The three publicly available specification (PAS) documents together describe the the criteria that a product should meet to be compatible with being flushed down a toilet. PAS 1 outlines the five criteria for a product to be labeled flushable: environmental protection, toilet and drain line clearance, disintegration, settling, and biodisintegration. PAS 2 provides key definitions used in the specifications. PAS 3 details the disintegration test procedures, since this is the only flushability test that is not effectively defined by other published methodologies.
The IWSFG PAS documents were first published in 2018, with updates made in November 2020. The 2020 versions are available below in English (other languages may be available in the future). It is expected that the IWSFG PAS documents will be updated in 2023, if you would like to provide information to be considered in the update to these documents please send directly to email@example.com.
A summary of the 2018 IWSFG flushability specifications, including a comparison to other flushability guidelines, is available here. The PAS documents are available below in English, Japanese, and Spanish. Templates for recording results of the disintegration test described in PAS 3, are available below in English.
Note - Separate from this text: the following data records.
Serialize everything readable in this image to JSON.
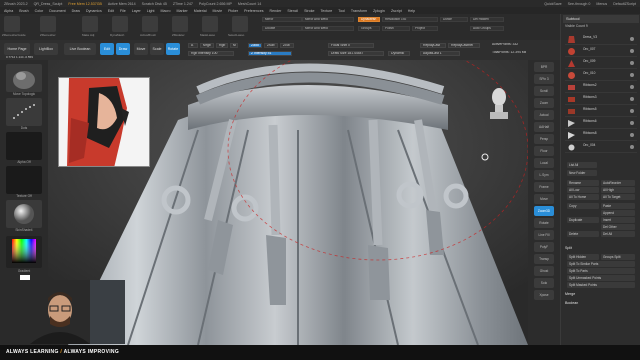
{
  "titlebar": {
    "app": "ZBrush 2023.2",
    "file": "QR_Dress_Sculpt",
    "stats": [
      "Free Mem 12.537GB",
      "Active Mem 2614",
      "Scratch Disk 45",
      "ZTime 1.247",
      "PolyCount 2.656 MP",
      "MeshCount 14"
    ],
    "right": [
      "QuickSave",
      "See-through 0",
      "Menus",
      "DefaultZScript"
    ]
  },
  "menubar": {
    "items": [
      "Alpha",
      "Brush",
      "Color",
      "Document",
      "Draw",
      "Dynamics",
      "Edit",
      "File",
      "Layer",
      "Light",
      "Macro",
      "Marker",
      "Material",
      "Movie",
      "Picker",
      "Preferences",
      "Render",
      "Stencil",
      "Stroke",
      "Texture",
      "Tool",
      "Transform",
      "Zplugin",
      "Zscript",
      "Help"
    ]
  },
  "toptray": {
    "buttons": [
      "ZRemesherGuide",
      "ZRemesher",
      "Make Adj",
      "DynaMesh",
      "ActiveBrush",
      "ZModeler",
      "MaskLasso",
      "SelectLasso",
      "TrimCurve",
      "Resolution"
    ],
    "mid": [
      "Mirror",
      "Mirror And Weld",
      "DynaMesh",
      "Resolution 192",
      "Divide",
      "Del Hidden",
      "Double",
      "Mirror And Weld",
      "Groups",
      "Polish",
      "Project",
      "Auto Groups"
    ]
  },
  "toolbar2": {
    "home": "Home Page",
    "lightbox": "LightBox",
    "liveboolean": "Live Boolean",
    "edit": "Edit",
    "draw": "Draw",
    "move": "Move",
    "scale": "Scale",
    "rotate": "Rotate",
    "a": "A",
    "mrgb": "Mrgb",
    "rgb": "Rgb",
    "m": "M",
    "zadd": "Zadd",
    "zsub": "Zsub",
    "zcut": "Zcut",
    "rgb_intensity": "Rgb Intensity 100",
    "z_intensity": "Z Intensity 51",
    "focal_shift": "Focal Shift 0",
    "draw_size": "Draw Size 181.44547",
    "dynamic": "Dynamic",
    "replay_last": "ReplayLast",
    "replay_last_rel": "ReplayLastRel",
    "active_points": "ActivePoints: 332",
    "adjust_last": "AdjustLast 1",
    "total_points": "TotalPoints: 12.394 Mil",
    "coords": "0.7712 1.144 -0.559"
  },
  "leftshelf": {
    "items": [
      "Move Topologic",
      "Dots",
      "Alpha Off",
      "Texture Off",
      "SkinShade4",
      "Gradient"
    ]
  },
  "rightdock": {
    "items": [
      "BPR",
      "SPix 3",
      "Scroll",
      "Zoom",
      "Actual",
      "AAHalf",
      "Persp",
      "Floor",
      "Local",
      "L.Sym",
      "Frame",
      "Move",
      "Zoom3D",
      "Rotate",
      "Line Fill",
      "PolyF",
      "Transp",
      "Ghost",
      "Solo",
      "Xpose"
    ]
  },
  "subtool": {
    "title": "Subtool",
    "visible_count": "Visible Count 9",
    "rows": [
      {
        "label": "Dress_V3",
        "color": "#a93a2e"
      },
      {
        "label": "Oro_007",
        "color": "#c24232"
      },
      {
        "label": "Oro_009",
        "color": "#b53a30"
      },
      {
        "label": "Oro_010",
        "color": "#c84a3a"
      },
      {
        "label": "Ribbons2",
        "color": "#b8413a"
      },
      {
        "label": "Ribbons3",
        "color": "#a73828"
      },
      {
        "label": "Ribbons5",
        "color": "#9a3828"
      },
      {
        "label": "Ribbons6",
        "color": "#c9c9c9"
      },
      {
        "label": "Ribbons8",
        "color": "#d6d6d6"
      },
      {
        "label": "Oro_004",
        "color": "#cfcfcf"
      }
    ],
    "list_all": "List All",
    "new_folder": "New Folder",
    "rename": "Rename",
    "auto_reorder": "AutoReorder",
    "all_low": "All Low",
    "all_high": "All High",
    "all_to_home": "All To Home",
    "all_to_target": "All To Target",
    "copy": "Copy",
    "paste": "Paste",
    "append": "Append",
    "duplicate": "Duplicate",
    "insert": "Insert",
    "delete": "Delete",
    "del_other": "Del Other",
    "del_all": "Del All",
    "split_section": "Split",
    "split_hidden": "Split Hidden",
    "groups_split": "Groups Split",
    "split_to_similar": "Split To Similar Parts",
    "split_to_parts": "Split To Parts",
    "split_unmasked": "Split Unmasked Points",
    "split_masked": "Split Masked Points",
    "merge": "Merge",
    "boolean": "Boolean"
  },
  "banner": {
    "left": "ALWAYS LEARNING",
    "sep": "/",
    "right": "ALWAYS IMPROVING"
  },
  "colors": {
    "accent_blue": "#2a8ed8",
    "accent_orange": "#d8751f"
  }
}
To ensure that the flushability specifications are both realistic and accepted worldwide, the IWSFG published two draft versions for public comment. Extensive comments were received from many organizations, and the IWSFG reviewed and addressed all comments. Draft versions of the IWSFG flushability criteria, the public comments received, and IWSFG response to comments are available at the following links:
First Draft – July 2017
Second Draft – January 2018
The effectiveness of the PAS documents in protecting sewer networks has been recognised in a recent legal settlement with the City of Charleston, South Carolina, and the documents are being considered by a number of water utilities in the United States and Canada for use in sewer bylaws. The current status of the PAS documents is that they are intended as a Code of Practice for manufacturers to adhere to. They are also forming part of a proposal to the International Standards Organisation (ISO), seeking to develop an internationally agreed Standard for material suitable for toilet disposal, although this will take several years to complete.
In the interim, the IWSFG supports manufacturers adhering to the PAS documents as part of a voluntary Code of Practice. Manufacturers that wish to self-attest that they have passed all of the PAS tests may do so and use the IWSFG flushability logo. Noting that in doing this, the company is making a public claim that it meets the IWSFG PAS criteria. These tests may be independently verified at any time by consumer advocacy groups and government agencies in the jurisdictions where the products are sold. Therefore, when undertaking the testing we suggest that you use accredited third-party laboratories – as you have done with SGS-IPS or CTP. The IWSFG would gratefully appreciate any results that you are able to share with our organisation.